  • ... that Roger Ebert was the first movie critic to win the Pulitzer Prize for Criticism?
  • ... that the Chicago River is the only river in the world to have the direction of its flow reversed by civil engineering?
  • ... that John Adams defended the British soldiers who were involved in the Boston Massacre?
  • ... that Patrick Leahy is the only elected Democratic U.S. Senator in Vermont's history?

    16:07, 10 July 2013 (UTC)

  • ... that the State of Israel offered Albert Einstein (pictured) the presidency in 1952?
  • ... that Mary Ann Lee danced the first American performance of Giselle in 1846?
  • ... that the Fluffernutter has been proposed as the official state sandwich of Massachusetts?
  • ... that women are diagnosed with depression more often than men?
  • ... that Jonathan Winters was the first comedian in the United States to appear on color television?

    00:58, 15 July 2013 (UTC)

  • ... that Christopher Plummer (pictured) is the oldest actor to win an Academy Award, at the age of 82?
  • ... that The Huckleberry Hound Show was the first animated television series to win an Emmy Award?
  • ... that the Jerusalem artichoke was involved in a pyramid scheme in the United States in the 1980s?
  • ... that Serbia is one of the world's biggest producers and exporters of raspberries?
  • ... that epistaxis (nosebleed) is most frequent in the winter?

    22:25, 27 July 2013 (UTC)

  • ... that Frank Lautenberg (pictured) was the last World War II veteran to serve in the United States Senate?
  • ... that Gorboduc is the first English tragedy in blank verse?
  • ... that Sixto Durán Ballén, a former President of Ecuador was born in Boston, Massachusetts?
  • ... that Zack Snyder's Man of Steel is the first Superman movie that didn't use John Williams' original Superman theme song?
  • ... that Jiroemon Kimura is the oldest man proven to have reached the age of 116?

    19:31, 1 August 2013 (UTC)

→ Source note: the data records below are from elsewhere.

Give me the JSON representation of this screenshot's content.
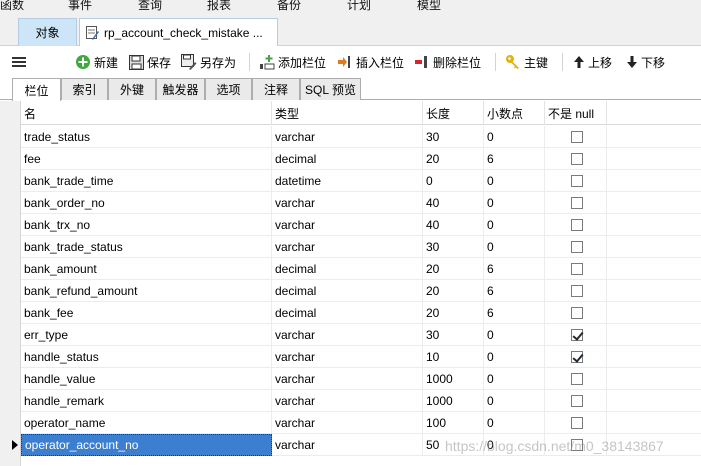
{
  "menu": [
    "函数",
    "事件",
    "查询",
    "报表",
    "备份",
    "计划",
    "模型"
  ],
  "tabs": {
    "objects": "对象",
    "design": "rp_account_check_mistake ..."
  },
  "toolbar": {
    "new": "新建",
    "save": "保存",
    "save_as": "另存为",
    "add_field": "添加栏位",
    "insert_field": "插入栏位",
    "delete_field": "删除栏位",
    "primary_key": "主键",
    "move_up": "上移",
    "move_down": "下移"
  },
  "subtabs": [
    "栏位",
    "索引",
    "外键",
    "触发器",
    "选项",
    "注释",
    "SQL 预览"
  ],
  "columns": {
    "name": "名",
    "type": "类型",
    "length": "长度",
    "decimals": "小数点",
    "not_null": "不是 null"
  },
  "rows": [
    {
      "name": "trade_status",
      "type": "varchar",
      "length": "30",
      "decimals": "0",
      "not_null": false
    },
    {
      "name": "fee",
      "type": "decimal",
      "length": "20",
      "decimals": "6",
      "not_null": false
    },
    {
      "name": "bank_trade_time",
      "type": "datetime",
      "length": "0",
      "decimals": "0",
      "not_null": false
    },
    {
      "name": "bank_order_no",
      "type": "varchar",
      "length": "40",
      "decimals": "0",
      "not_null": false
    },
    {
      "name": "bank_trx_no",
      "type": "varchar",
      "length": "40",
      "decimals": "0",
      "not_null": false
    },
    {
      "name": "bank_trade_status",
      "type": "varchar",
      "length": "30",
      "decimals": "0",
      "not_null": false
    },
    {
      "name": "bank_amount",
      "type": "decimal",
      "length": "20",
      "decimals": "6",
      "not_null": false
    },
    {
      "name": "bank_refund_amount",
      "type": "decimal",
      "length": "20",
      "decimals": "6",
      "not_null": false
    },
    {
      "name": "bank_fee",
      "type": "decimal",
      "length": "20",
      "decimals": "6",
      "not_null": false
    },
    {
      "name": "err_type",
      "type": "varchar",
      "length": "30",
      "decimals": "0",
      "not_null": true
    },
    {
      "name": "handle_status",
      "type": "varchar",
      "length": "10",
      "decimals": "0",
      "not_null": true
    },
    {
      "name": "handle_value",
      "type": "varchar",
      "length": "1000",
      "decimals": "0",
      "not_null": false
    },
    {
      "name": "handle_remark",
      "type": "varchar",
      "length": "1000",
      "decimals": "0",
      "not_null": false
    },
    {
      "name": "operator_name",
      "type": "varchar",
      "length": "100",
      "decimals": "0",
      "not_null": false
    },
    {
      "name": "operator_account_no",
      "type": "varchar",
      "length": "50",
      "decimals": "0",
      "not_null": false
    }
  ],
  "selected_row": 14,
  "watermark": "https://blog.csdn.net/m0_38143867",
  "colors": {
    "selection": "#3c7fd0",
    "tab_active": "#cde6f7"
  }
}
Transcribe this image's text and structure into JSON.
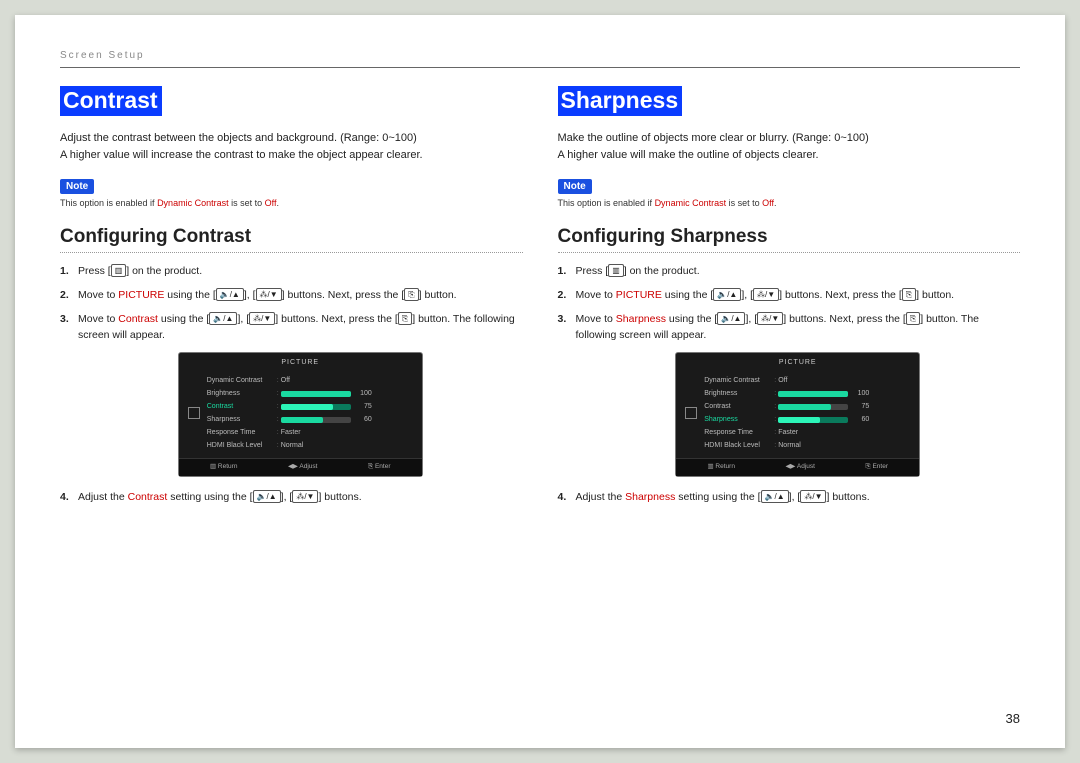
{
  "header": "Screen Setup",
  "page_number": "38",
  "icons": {
    "menu": "▥",
    "up": "🔈/▲",
    "down": "⁂/▼",
    "enter": "⎘"
  },
  "left": {
    "title": "Contrast",
    "desc_line1": "Adjust the contrast between the objects and background. (Range: 0~100)",
    "desc_line2": "A higher value will increase the contrast to make the object appear clearer.",
    "note_badge": "Note",
    "note_prefix": "This option is enabled if ",
    "note_dc": "Dynamic Contrast",
    "note_suffix": " is set to ",
    "note_off": "Off",
    "h2": "Configuring Contrast",
    "step1_a": "Press [",
    "step1_b": "] on the product.",
    "step2_a": "Move to ",
    "step2_pic": "PICTURE",
    "step2_b": " using the [",
    "step2_c": "], [",
    "step2_d": "] buttons. Next, press the [",
    "step2_e": "] button.",
    "step3_a": "Move to ",
    "step3_item": "Contrast",
    "step3_b": " using the [",
    "step3_c": "], [",
    "step3_d": "] buttons. Next, press the [",
    "step3_e": "] button. The following screen will appear.",
    "step4_a": "Adjust the ",
    "step4_item": "Contrast",
    "step4_b": " setting using the [",
    "step4_c": "], [",
    "step4_d": "] buttons.",
    "osd": {
      "title": "PICTURE",
      "rows": [
        {
          "label": "Dynamic Contrast",
          "type": "text",
          "value": "Off"
        },
        {
          "label": "Brightness",
          "type": "bar",
          "value": 100,
          "pct": 100
        },
        {
          "label": "Contrast",
          "type": "bar",
          "value": 75,
          "pct": 75,
          "hl": true
        },
        {
          "label": "Sharpness",
          "type": "bar",
          "value": 60,
          "pct": 60
        },
        {
          "label": "Response Time",
          "type": "text",
          "value": "Faster"
        },
        {
          "label": "HDMI Black Level",
          "type": "text",
          "value": "Normal"
        }
      ],
      "foot": [
        "▥ Return",
        "◀▶ Adjust",
        "⎘ Enter"
      ]
    }
  },
  "right": {
    "title": "Sharpness",
    "desc_line1": "Make the outline of objects more clear or blurry. (Range: 0~100)",
    "desc_line2": "A higher value will make the outline of objects clearer.",
    "note_badge": "Note",
    "note_prefix": "This option is enabled if ",
    "note_dc": "Dynamic Contrast",
    "note_suffix": " is set to ",
    "note_off": "Off",
    "h2": "Configuring Sharpness",
    "step1_a": "Press [",
    "step1_b": "] on the product.",
    "step2_a": "Move to ",
    "step2_pic": "PICTURE",
    "step2_b": " using the [",
    "step2_c": "], [",
    "step2_d": "] buttons. Next, press the [",
    "step2_e": "] button.",
    "step3_a": "Move to ",
    "step3_item": "Sharpness",
    "step3_b": " using the [",
    "step3_c": "], [",
    "step3_d": "] buttons. Next, press the [",
    "step3_e": "] button. The following screen will appear.",
    "step4_a": "Adjust the ",
    "step4_item": "Sharpness",
    "step4_b": " setting using the [",
    "step4_c": "], [",
    "step4_d": "] buttons.",
    "osd": {
      "title": "PICTURE",
      "rows": [
        {
          "label": "Dynamic Contrast",
          "type": "text",
          "value": "Off"
        },
        {
          "label": "Brightness",
          "type": "bar",
          "value": 100,
          "pct": 100
        },
        {
          "label": "Contrast",
          "type": "bar",
          "value": 75,
          "pct": 75
        },
        {
          "label": "Sharpness",
          "type": "bar",
          "value": 60,
          "pct": 60,
          "hl": true
        },
        {
          "label": "Response Time",
          "type": "text",
          "value": "Faster"
        },
        {
          "label": "HDMI Black Level",
          "type": "text",
          "value": "Normal"
        }
      ],
      "foot": [
        "▥ Return",
        "◀▶ Adjust",
        "⎘ Enter"
      ]
    }
  }
}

  • ... that Sharon Tate killer Charles Manson (pictured) once kissed Brian Wilson's feet?
  • ... that Harvey Milk was the first openly gay man to be elected to a public office in California?
  • ... that The Birth of a Nation was the first movie to be shown in the White House?
  • ... that the Chicago Board of Trade Building has a faceless statue of Ceres as a reference to the exchange's heritage as a commodity market?
  • ... that C. Everett Koop is the only Surgeon General of the United States to win an Emmy Award?

    12:06, 6 August 2013 (UTC)

  • ... that John Quincy Adams (pictured) was the first President to be the son of a President?
  • ... that songwriters Jack Norworth and Albert von Tilzer had never been to a baseball game when they wrote Take Me Out to the Ball Game in 1908?
  • ... that Hugh Hefner, founder of Playboy Magazine, owns a burial plot next to the grave of Marilyn Monroe?
  • ... that people have become violent while sleepwalking?
  • ... that the urban legend about Hollywood actress Jayne Mansfield being decapitated in a car crash is untrue?

    12:52, 11 August 2013 (UTC)~

  • ... that White Zombie (poster pictured) was one of the few American horror movies to be approved by the Nazis?
  • ... that Ulysses S. Grant was the first President of the United States to have both living parents attend his inauguration in 1869?
  • ... that Nelson Mandela was the first South African President who was elected in a democratic election?
  • ... that Hal Holbrook is the oldest Academy Award-nominated actor at the age of 82?
  • ... that because they can decompose phenol, some halophiles might be used to clean up oil spills?